__TASK INSTRUCTIONS__.
Copy the records below word for word, leaving out nothing.

[Data records]
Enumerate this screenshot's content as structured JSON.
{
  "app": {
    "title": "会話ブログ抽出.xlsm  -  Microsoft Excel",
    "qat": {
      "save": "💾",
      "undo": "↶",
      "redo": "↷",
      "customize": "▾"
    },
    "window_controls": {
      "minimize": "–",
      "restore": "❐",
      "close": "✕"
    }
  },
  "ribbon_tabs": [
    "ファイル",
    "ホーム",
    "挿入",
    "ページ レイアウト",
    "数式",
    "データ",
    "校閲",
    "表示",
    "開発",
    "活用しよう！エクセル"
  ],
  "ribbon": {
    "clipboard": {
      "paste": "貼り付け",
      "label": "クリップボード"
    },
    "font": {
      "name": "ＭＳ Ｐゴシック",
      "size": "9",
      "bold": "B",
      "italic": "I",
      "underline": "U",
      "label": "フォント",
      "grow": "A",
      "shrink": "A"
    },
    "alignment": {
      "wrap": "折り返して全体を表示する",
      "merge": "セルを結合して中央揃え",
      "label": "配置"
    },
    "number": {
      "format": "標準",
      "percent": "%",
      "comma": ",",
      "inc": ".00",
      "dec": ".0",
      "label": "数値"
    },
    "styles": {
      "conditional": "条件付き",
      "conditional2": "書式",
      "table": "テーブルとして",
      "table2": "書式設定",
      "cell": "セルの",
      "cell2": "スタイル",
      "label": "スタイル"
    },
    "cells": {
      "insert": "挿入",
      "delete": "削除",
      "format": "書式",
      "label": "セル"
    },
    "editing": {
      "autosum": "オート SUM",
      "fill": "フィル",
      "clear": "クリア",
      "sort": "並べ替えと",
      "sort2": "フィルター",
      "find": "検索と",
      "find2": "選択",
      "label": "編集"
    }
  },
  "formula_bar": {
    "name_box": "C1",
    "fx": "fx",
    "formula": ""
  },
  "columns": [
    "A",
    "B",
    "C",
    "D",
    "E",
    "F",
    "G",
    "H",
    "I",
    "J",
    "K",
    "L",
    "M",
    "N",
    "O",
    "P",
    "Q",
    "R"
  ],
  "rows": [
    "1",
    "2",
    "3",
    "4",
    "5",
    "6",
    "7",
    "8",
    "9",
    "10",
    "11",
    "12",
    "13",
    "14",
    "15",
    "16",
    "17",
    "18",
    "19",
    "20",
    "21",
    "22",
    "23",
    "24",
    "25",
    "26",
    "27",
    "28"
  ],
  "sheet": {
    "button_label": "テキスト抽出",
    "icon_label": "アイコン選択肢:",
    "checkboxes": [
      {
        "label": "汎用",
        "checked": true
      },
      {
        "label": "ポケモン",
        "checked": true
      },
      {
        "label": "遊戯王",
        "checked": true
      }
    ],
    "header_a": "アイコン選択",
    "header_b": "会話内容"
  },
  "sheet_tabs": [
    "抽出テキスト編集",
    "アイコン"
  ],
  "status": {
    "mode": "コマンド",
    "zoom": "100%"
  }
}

__SOLUTION TO THIS PROBLEM__.
Enumerate this screenshot's content as structured JSON.
{
  "app": {
    "title": "会話ブログ抽出.xlsm  -  Microsoft Excel",
    "qat": {
      "save": "💾",
      "undo": "↶",
      "redo": "↷",
      "customize": "▾"
    },
    "window_controls": {
      "minimize": "–",
      "restore": "❐",
      "close": "✕"
    }
  },
  "ribbon_tabs": [
    "ファイル",
    "ホーム",
    "挿入",
    "ページ レイアウト",
    "数式",
    "データ",
    "校閲",
    "表示",
    "開発",
    "活用しよう！エクセル"
  ],
  "ribbon": {
    "clipboard": {
      "paste": "貼り付け",
      "label": "クリップボード"
    },
    "font": {
      "name": "ＭＳ Ｐゴシック",
      "size": "9",
      "bold": "B",
      "italic": "I",
      "underline": "U",
      "label": "フォント",
      "grow": "A",
      "shrink": "A"
    },
    "alignment": {
      "wrap": "折り返して全体を表示する",
      "merge": "セルを結合して中央揃え",
      "label": "配置"
    },
    "number": {
      "format": "標準",
      "percent": "%",
      "comma": ",",
      "inc": ".00",
      "dec": ".0",
      "label": "数値"
    },
    "styles": {
      "conditional": "条件付き",
      "conditional2": "書式",
      "table": "テーブルとして",
      "table2": "書式設定",
      "cell": "セルの",
      "cell2": "スタイル",
      "label": "スタイル"
    },
    "cells": {
      "insert": "挿入",
      "delete": "削除",
      "format": "書式",
      "label": "セル"
    },
    "editing": {
      "autosum": "オート SUM",
      "fill": "フィル",
      "clear": "クリア",
      "sort": "並べ替えと",
      "sort2": "フィルター",
      "find": "検索と",
      "find2": "選択",
      "label": "編集"
    }
  },
  "formula_bar": {
    "name_box": "C1",
    "fx": "fx",
    "formula": ""
  },
  "columns": [
    "A",
    "B",
    "C",
    "D",
    "E",
    "F",
    "G",
    "H",
    "I",
    "J",
    "K",
    "L",
    "M",
    "N",
    "O",
    "P",
    "Q",
    "R"
  ],
  "rows": [
    "1",
    "2",
    "3",
    "4",
    "5",
    "6",
    "7",
    "8",
    "9",
    "10",
    "11",
    "12",
    "13",
    "14",
    "15",
    "16",
    "17",
    "18",
    "19",
    "20",
    "21",
    "22",
    "23",
    "24",
    "25",
    "26",
    "27",
    "28"
  ],
  "sheet": {
    "button_label": "テキスト抽出",
    "icon_label": "アイコン選択肢:",
    "checkboxes": [
      {
        "label": "汎用",
        "checked": true
      },
      {
        "label": "ポケモン",
        "checked": true
      },
      {
        "label": "遊戯王",
        "checked": true
      }
    ],
    "header_a": "アイコン選択",
    "header_b": "会話内容"
  },
  "sheet_tabs": [
    "抽出テキスト編集",
    "アイコン"
  ],
  "status": {
    "mode": "コマンド",
    "zoom": "100%"
  }
}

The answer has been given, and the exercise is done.